**What you have to do:** Please return every line of the records that contains the word "with".

---------- Supplied material

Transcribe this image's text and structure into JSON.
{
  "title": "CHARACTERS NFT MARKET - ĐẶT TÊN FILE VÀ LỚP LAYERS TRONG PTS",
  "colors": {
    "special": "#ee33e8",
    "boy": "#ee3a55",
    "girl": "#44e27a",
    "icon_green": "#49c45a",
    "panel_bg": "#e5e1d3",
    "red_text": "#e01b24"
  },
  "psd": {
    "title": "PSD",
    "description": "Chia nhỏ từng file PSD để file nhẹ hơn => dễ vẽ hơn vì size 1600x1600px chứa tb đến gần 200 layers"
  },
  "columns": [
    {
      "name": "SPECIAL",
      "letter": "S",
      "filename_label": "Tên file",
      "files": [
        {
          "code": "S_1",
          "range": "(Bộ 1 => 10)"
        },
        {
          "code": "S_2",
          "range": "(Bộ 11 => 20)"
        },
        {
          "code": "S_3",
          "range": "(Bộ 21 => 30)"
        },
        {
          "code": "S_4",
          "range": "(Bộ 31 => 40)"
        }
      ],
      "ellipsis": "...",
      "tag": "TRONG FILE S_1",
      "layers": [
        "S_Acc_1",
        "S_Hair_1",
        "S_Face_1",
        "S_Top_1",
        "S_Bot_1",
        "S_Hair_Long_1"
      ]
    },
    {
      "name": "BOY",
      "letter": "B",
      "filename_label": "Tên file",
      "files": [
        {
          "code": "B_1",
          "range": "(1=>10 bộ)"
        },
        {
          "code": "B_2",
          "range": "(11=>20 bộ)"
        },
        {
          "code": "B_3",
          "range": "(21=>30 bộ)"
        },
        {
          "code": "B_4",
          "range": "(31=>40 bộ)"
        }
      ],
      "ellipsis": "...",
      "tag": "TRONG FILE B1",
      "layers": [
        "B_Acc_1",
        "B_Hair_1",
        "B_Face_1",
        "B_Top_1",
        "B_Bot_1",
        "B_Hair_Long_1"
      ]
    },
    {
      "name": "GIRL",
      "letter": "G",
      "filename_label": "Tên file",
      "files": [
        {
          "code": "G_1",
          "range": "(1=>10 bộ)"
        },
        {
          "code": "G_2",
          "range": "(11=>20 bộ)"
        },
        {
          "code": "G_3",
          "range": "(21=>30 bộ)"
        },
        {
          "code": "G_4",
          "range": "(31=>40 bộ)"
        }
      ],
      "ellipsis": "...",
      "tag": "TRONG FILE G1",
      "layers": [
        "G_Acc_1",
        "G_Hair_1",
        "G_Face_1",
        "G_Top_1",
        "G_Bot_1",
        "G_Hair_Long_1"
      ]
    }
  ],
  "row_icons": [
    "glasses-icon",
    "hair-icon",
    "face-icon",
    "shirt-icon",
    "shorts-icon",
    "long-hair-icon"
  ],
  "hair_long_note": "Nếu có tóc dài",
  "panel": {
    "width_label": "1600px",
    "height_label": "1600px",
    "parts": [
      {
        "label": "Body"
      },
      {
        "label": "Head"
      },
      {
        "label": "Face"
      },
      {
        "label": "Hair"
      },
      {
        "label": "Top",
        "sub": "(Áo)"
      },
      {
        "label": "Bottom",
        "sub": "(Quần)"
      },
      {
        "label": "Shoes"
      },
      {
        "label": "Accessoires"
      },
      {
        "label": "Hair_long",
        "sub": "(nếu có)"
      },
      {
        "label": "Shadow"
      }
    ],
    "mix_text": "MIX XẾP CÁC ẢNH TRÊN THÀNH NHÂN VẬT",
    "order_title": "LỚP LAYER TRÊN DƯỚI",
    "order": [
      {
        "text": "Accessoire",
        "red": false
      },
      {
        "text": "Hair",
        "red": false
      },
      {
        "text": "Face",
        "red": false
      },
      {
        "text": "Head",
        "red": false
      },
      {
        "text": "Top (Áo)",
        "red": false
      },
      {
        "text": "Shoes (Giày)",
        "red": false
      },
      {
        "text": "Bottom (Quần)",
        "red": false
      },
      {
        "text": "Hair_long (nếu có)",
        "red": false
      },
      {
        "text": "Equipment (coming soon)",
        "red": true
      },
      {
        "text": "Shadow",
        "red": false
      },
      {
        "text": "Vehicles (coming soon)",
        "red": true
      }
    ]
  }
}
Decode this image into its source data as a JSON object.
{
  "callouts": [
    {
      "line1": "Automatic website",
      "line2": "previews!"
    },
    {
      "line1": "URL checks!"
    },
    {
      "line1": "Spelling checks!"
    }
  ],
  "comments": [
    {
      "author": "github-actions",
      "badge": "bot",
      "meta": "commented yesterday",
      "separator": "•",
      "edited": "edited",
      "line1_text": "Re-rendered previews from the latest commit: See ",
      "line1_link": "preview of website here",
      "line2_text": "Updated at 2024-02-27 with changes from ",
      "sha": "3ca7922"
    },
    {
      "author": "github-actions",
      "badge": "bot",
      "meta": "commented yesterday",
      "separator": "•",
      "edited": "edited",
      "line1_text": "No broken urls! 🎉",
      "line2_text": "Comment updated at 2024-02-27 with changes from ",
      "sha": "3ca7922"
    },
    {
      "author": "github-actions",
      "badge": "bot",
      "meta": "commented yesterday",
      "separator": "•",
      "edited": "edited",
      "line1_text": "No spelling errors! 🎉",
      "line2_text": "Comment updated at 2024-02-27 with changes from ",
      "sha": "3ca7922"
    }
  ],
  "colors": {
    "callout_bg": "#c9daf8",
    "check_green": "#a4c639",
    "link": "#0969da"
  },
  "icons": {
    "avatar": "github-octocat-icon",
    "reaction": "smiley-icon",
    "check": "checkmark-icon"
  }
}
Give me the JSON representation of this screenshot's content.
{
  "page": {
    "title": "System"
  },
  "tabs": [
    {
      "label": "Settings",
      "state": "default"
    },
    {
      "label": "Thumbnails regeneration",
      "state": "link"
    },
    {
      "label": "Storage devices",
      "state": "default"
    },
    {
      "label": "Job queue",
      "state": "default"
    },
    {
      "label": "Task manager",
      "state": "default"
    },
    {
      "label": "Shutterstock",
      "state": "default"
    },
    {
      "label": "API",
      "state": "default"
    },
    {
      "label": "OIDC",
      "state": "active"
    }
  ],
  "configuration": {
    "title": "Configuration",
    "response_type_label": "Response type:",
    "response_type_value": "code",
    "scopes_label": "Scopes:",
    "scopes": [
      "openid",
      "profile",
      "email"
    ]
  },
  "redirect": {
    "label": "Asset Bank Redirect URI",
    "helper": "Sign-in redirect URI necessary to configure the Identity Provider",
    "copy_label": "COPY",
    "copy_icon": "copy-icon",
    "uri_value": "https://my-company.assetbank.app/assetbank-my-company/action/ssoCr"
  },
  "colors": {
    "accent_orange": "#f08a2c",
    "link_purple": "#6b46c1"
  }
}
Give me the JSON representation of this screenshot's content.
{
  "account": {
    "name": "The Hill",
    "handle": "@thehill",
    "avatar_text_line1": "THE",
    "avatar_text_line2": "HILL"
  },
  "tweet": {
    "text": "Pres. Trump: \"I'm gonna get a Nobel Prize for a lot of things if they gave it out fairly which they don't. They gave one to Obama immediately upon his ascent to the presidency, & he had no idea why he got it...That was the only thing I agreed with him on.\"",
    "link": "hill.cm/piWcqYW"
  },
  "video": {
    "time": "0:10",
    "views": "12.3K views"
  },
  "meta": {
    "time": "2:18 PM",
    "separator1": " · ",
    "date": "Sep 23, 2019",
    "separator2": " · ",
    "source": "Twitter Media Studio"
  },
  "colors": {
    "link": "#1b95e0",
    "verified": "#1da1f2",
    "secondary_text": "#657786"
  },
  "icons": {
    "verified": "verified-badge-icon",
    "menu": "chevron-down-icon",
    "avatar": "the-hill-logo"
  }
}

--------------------

**Answer for this exercise:**
      "line2_text": "Updated at 2024-02-27 with changes from ",
      "line2_text": "Comment updated at 2024-02-27 with changes from ",
      "line2_text": "Comment updated at 2024-02-27 with changes from ",
    "text": "Pres. Trump: \"I'm gonna get a Nobel Prize for a lot of things if they gave it out fairly which they don't. They gave one to Obama immediately upon his ascent to the presidency, & he had no idea why he got it...That was the only thing I agreed with him on.\"",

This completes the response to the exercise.